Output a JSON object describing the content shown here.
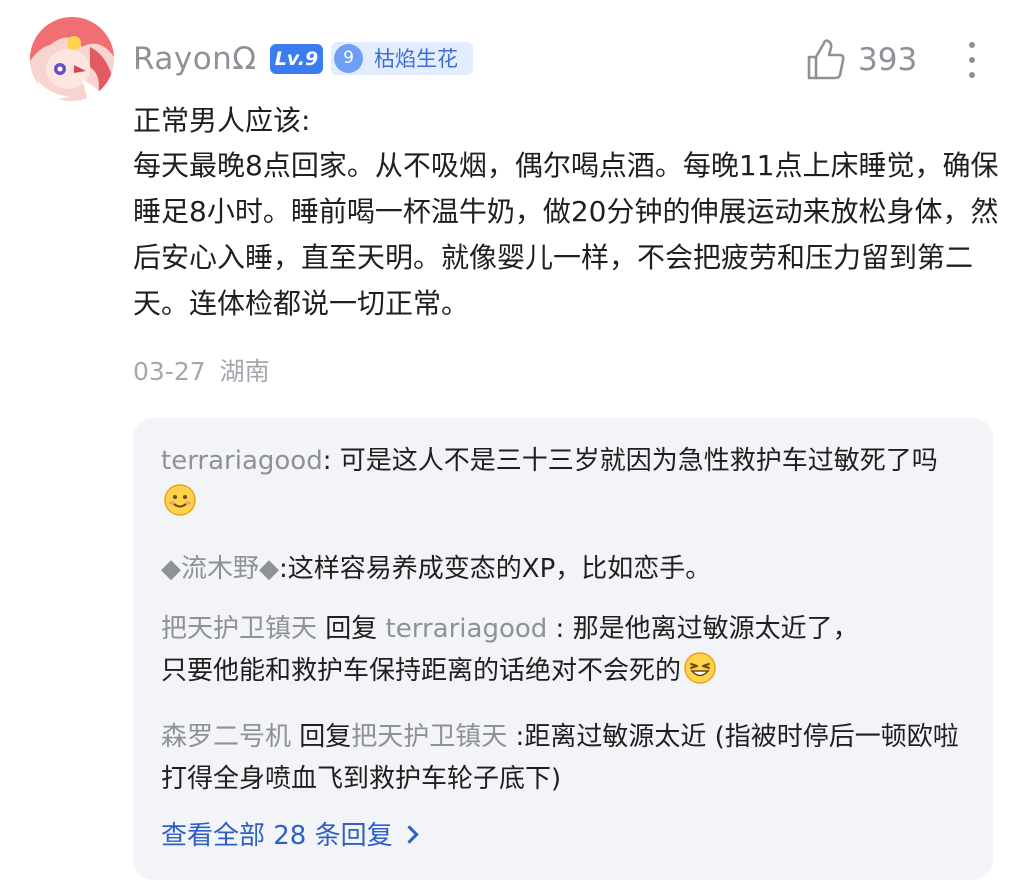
{
  "comment": {
    "username": "RayonΩ",
    "level_badge": "Lv.9",
    "fan_badge_level": "9",
    "fan_badge_name": "枯焰生花",
    "like_count": "393",
    "heading": "正常男人应该:",
    "body": "每天最晚8点回家。从不吸烟，偶尔喝点酒。每晚11点上床睡觉，确保睡足8小时。睡前喝一杯温牛奶，做20分钟的伸展运动来放松身体，然后安心入睡，直至天明。就像婴儿一样，不会把疲劳和压力留到第二天。连体检都说一切正常。",
    "date": "03-27",
    "location": "湖南"
  },
  "replies": [
    {
      "user": "terrariagood",
      "reply_word": "",
      "reply_to": "",
      "separator": ": ",
      "text": "可是这人不是三十三岁就因为急性救护车过敏死了吗",
      "emoji": "smile-emoji"
    },
    {
      "user": "◆流木野◆",
      "reply_word": "",
      "reply_to": "",
      "separator": ":",
      "text": "这样容易养成变态的XP，比如恋手。",
      "emoji": ""
    },
    {
      "user": "把天护卫镇天",
      "reply_word": " 回复 ",
      "reply_to": "terrariagood",
      "separator": " : ",
      "text": "那是他离过敏源太近了，\n只要他能和救护车保持距离的话绝对不会死的",
      "emoji": "grin-emoji"
    },
    {
      "user": "森罗二号机",
      "reply_word": " 回复",
      "reply_to": "把天护卫镇天",
      "separator": " :",
      "text": "距离过敏源太近 (指被时停后一顿欧啦打得全身喷血飞到救护车轮子底下)",
      "emoji": ""
    }
  ],
  "view_all_label": "查看全部 28 条回复",
  "colors": {
    "username": "#8e9197",
    "level_badge": "#3b7cf0",
    "fan_badge_bg": "#e4edfd",
    "link": "#2f5fc4",
    "reply_panel_bg": "#f3f4f7"
  }
}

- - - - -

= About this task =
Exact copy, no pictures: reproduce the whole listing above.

= Answer section =
Output a JSON object describing the content shown here.
{
  "comment": {
    "username": "RayonΩ",
    "level_badge": "Lv.9",
    "fan_badge_level": "9",
    "fan_badge_name": "枯焰生花",
    "like_count": "393",
    "heading": "正常男人应该:",
    "body": "每天最晚8点回家。从不吸烟，偶尔喝点酒。每晚11点上床睡觉，确保睡足8小时。睡前喝一杯温牛奶，做20分钟的伸展运动来放松身体，然后安心入睡，直至天明。就像婴儿一样，不会把疲劳和压力留到第二天。连体检都说一切正常。",
    "date": "03-27",
    "location": "湖南"
  },
  "replies": [
    {
      "user": "terrariagood",
      "reply_word": "",
      "reply_to": "",
      "separator": ": ",
      "text": "可是这人不是三十三岁就因为急性救护车过敏死了吗",
      "emoji": "smile-emoji"
    },
    {
      "user": "◆流木野◆",
      "reply_word": "",
      "reply_to": "",
      "separator": ":",
      "text": "这样容易养成变态的XP，比如恋手。",
      "emoji": ""
    },
    {
      "user": "把天护卫镇天",
      "reply_word": " 回复 ",
      "reply_to": "terrariagood",
      "separator": " : ",
      "text": "那是他离过敏源太近了，\n只要他能和救护车保持距离的话绝对不会死的",
      "emoji": "grin-emoji"
    },
    {
      "user": "森罗二号机",
      "reply_word": " 回复",
      "reply_to": "把天护卫镇天",
      "separator": " :",
      "text": "距离过敏源太近 (指被时停后一顿欧啦打得全身喷血飞到救护车轮子底下)",
      "emoji": ""
    }
  ],
  "view_all_label": "查看全部 28 条回复",
  "colors": {
    "username": "#8e9197",
    "level_badge": "#3b7cf0",
    "fan_badge_bg": "#e4edfd",
    "link": "#2f5fc4",
    "reply_panel_bg": "#f3f4f7"
  }
}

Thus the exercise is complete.